Global Sea Levels Could Rise by Much More Than Previously Predicted, According to New Study

Ciara Nugent
Global sea levels could rise by almost 6ft – twice as much as had previously been predicted – a May 20 study warns

Global sea levels could rise by almost 6ft by 2100 – twice as much as had previously been predicted – threatening major cities and displacing hundreds of millions of people, a study published Monday warned.

The upper limit for sea level rise by 2100 has previously been estimated between 1.7 and 3.2ft. – the range given in the fifth assessment report from the Intergovernmental Panel on Climate Change (IPCC), the leading international body for the assessment of climate change, in 2013.

But many scientists believe that was a conservative estimate. The rate of glacier melt in Greenland and Antartica is accelerating, and the authors of the report say current prediction models don’t account for significant uncertainties in how melting ice sheets could affect sea level rise.

To get a better understanding, an international group of researchers compiled a “structured expert judgement study,” using expert understanding of what is happening to glaciers to predict a broader range of possibilities than those considered in the IPCC report.

The researchers estimate that, if emissions of greenhouse gases like carbon dioxide continue to grow unchecked, causing global temperatures to increase by about 5°C over pre-industrial levels, sea levels in 2100 would be 1.6 to 5.8ft higher than they are today. There is around a 5% chance we would hit the upper end of that range, the study said.

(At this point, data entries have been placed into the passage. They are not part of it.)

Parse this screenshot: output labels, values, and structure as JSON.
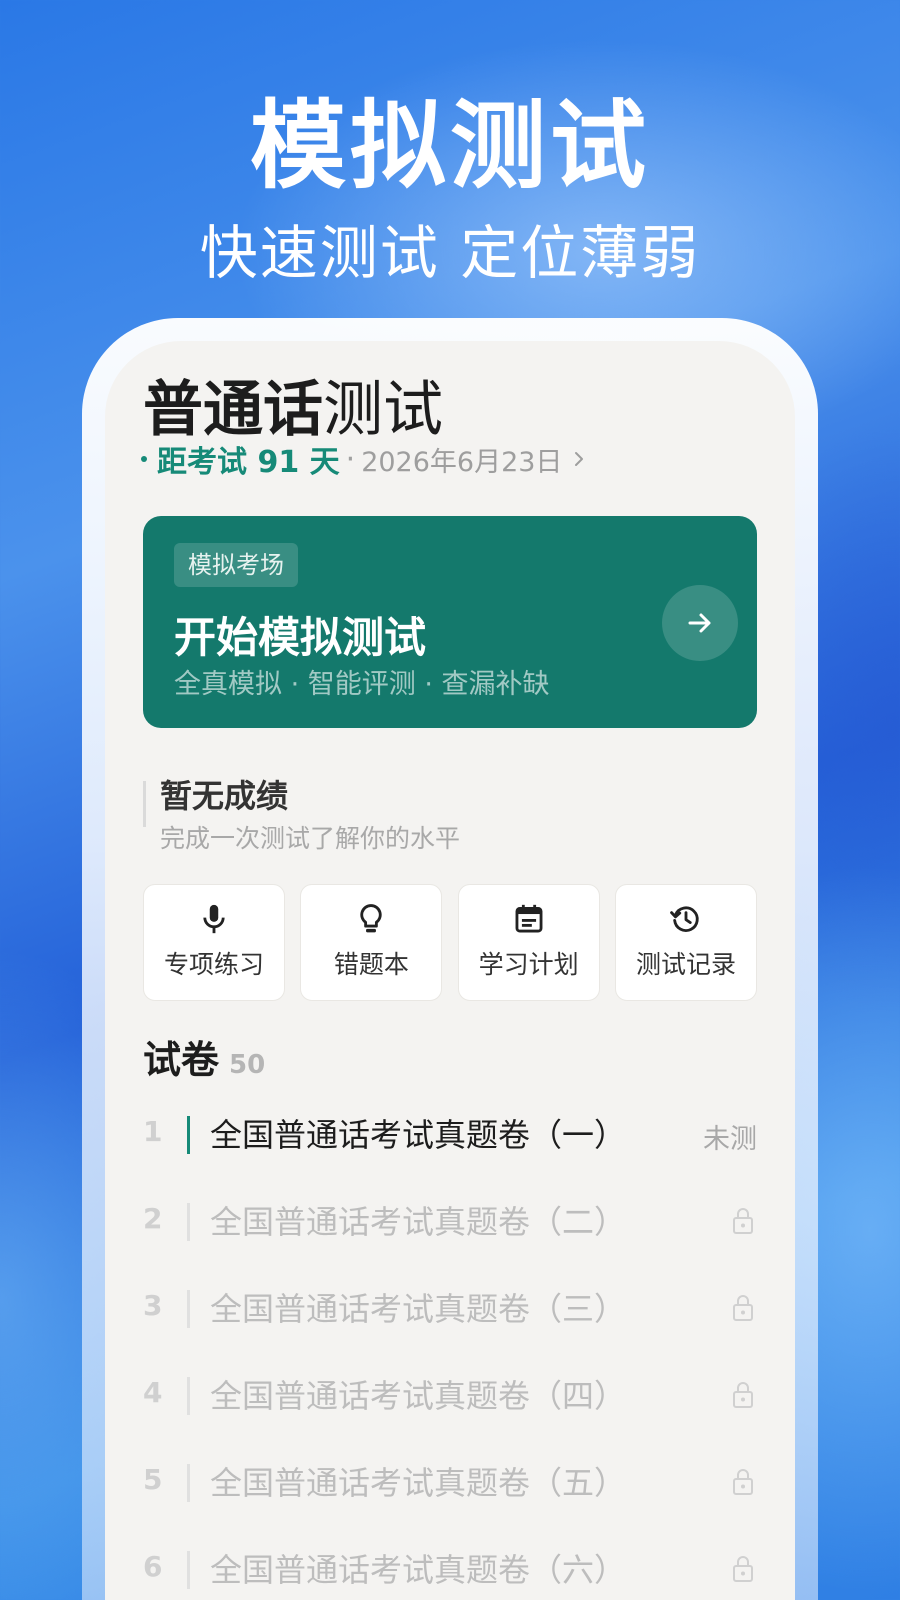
{
  "hero": {
    "title": "模拟测试",
    "subtitle": "快速测试 定位薄弱"
  },
  "app": {
    "title_bold": "普通话",
    "title_rest": "测试",
    "countdown": {
      "label": "距考试 91 天",
      "separator": "·",
      "date": "2026年6月23日"
    }
  },
  "exam_card": {
    "badge": "模拟考场",
    "title": "开始模拟测试",
    "description": "全真模拟 · 智能评测 · 查漏补缺"
  },
  "score": {
    "title": "暂无成绩",
    "subtitle": "完成一次测试了解你的水平"
  },
  "quick_actions": [
    {
      "label": "专项练习",
      "icon": "mic-icon"
    },
    {
      "label": "错题本",
      "icon": "lightbulb-icon"
    },
    {
      "label": "学习计划",
      "icon": "calendar-icon"
    },
    {
      "label": "测试记录",
      "icon": "history-icon"
    }
  ],
  "papers": {
    "title": "试卷",
    "count": "50",
    "items": [
      {
        "num": "1",
        "name": "全国普通话考试真题卷（一）",
        "status": "未测",
        "locked": false
      },
      {
        "num": "2",
        "name": "全国普通话考试真题卷（二）",
        "locked": true
      },
      {
        "num": "3",
        "name": "全国普通话考试真题卷（三）",
        "locked": true
      },
      {
        "num": "4",
        "name": "全国普通话考试真题卷（四）",
        "locked": true
      },
      {
        "num": "5",
        "name": "全国普通话考试真题卷（五）",
        "locked": true
      },
      {
        "num": "6",
        "name": "全国普通话考试真题卷（六）",
        "locked": true
      }
    ]
  },
  "colors": {
    "accent": "#168a78",
    "card": "#14796c",
    "background_blue": "#2a78e6",
    "screen": "#f4f3f1"
  }
}
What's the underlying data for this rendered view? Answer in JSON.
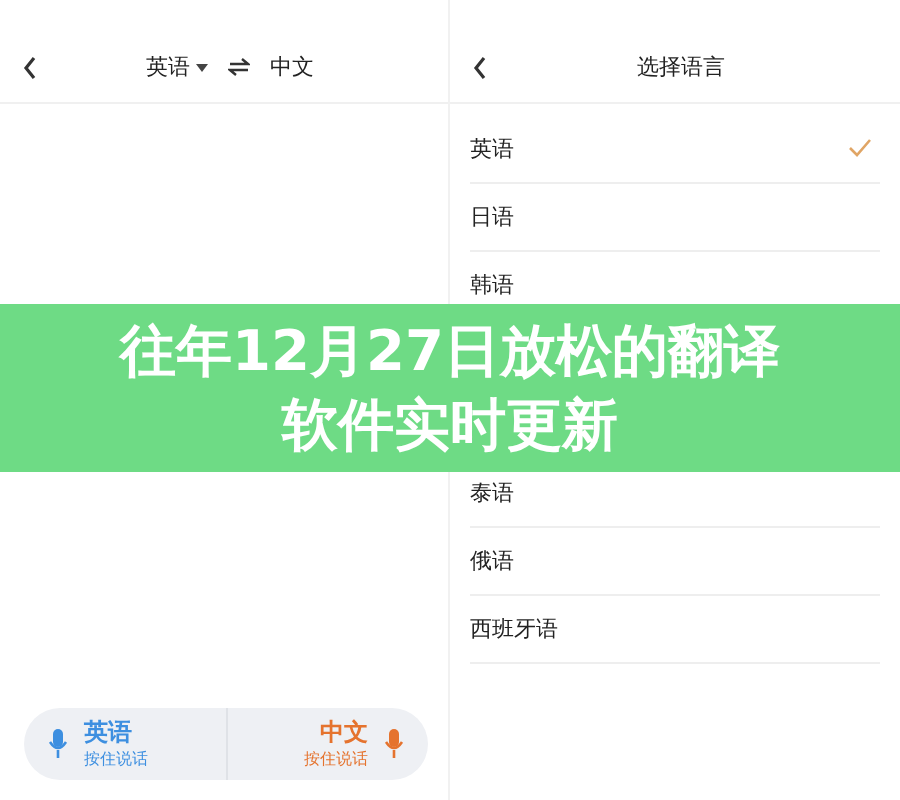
{
  "translator": {
    "source_language": "英语",
    "target_language": "中文",
    "voice_buttons": [
      {
        "kind": "left",
        "language": "英语",
        "hint": "按住说话",
        "color": "#3d8fe0"
      },
      {
        "kind": "right",
        "language": "中文",
        "hint": "按住说话",
        "color": "#e5732e"
      }
    ]
  },
  "language_picker": {
    "title": "选择语言",
    "languages": [
      {
        "label": "英语",
        "selected": true
      },
      {
        "label": "日语",
        "selected": false
      },
      {
        "label": "韩语",
        "selected": false
      },
      {
        "label": "泰语",
        "selected": false
      },
      {
        "label": "俄语",
        "selected": false
      },
      {
        "label": "西班牙语",
        "selected": false
      }
    ]
  },
  "banner": {
    "title_lines": [
      "往年12月27日放松的翻译",
      "软件实时更新"
    ]
  }
}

In the worst-case scenario, 691,120 square miles of land – around seven times the size of the United Kingdom – could be swallowed up by the sea. Large parts of low-lying countries like Bangladesh would become uninhabitable, while critical areas for food production would be lost. Major cities, including New York and London, would also be threatened.

Such land loss would cause the displacement of around 187 million people. “To put this into perspective, the Syrian refugee crisis resulted in about a million refugees coming into Europe,” the study’s lead author, Professor Jonathan Bamber of the University of Bristol, told the BBC. “That is about 200 times smaller than the number of people who would be displaced in a 2m sea-level rise.”

There is still time to prevent the more extreme scenarios of sea level rise, the study stressed. If we manage to limit global temperature increase below 2°C, in line with the Paris Agreement, the researchers estimate a sea level rise of 0.8 – 2.7 ft by 2100.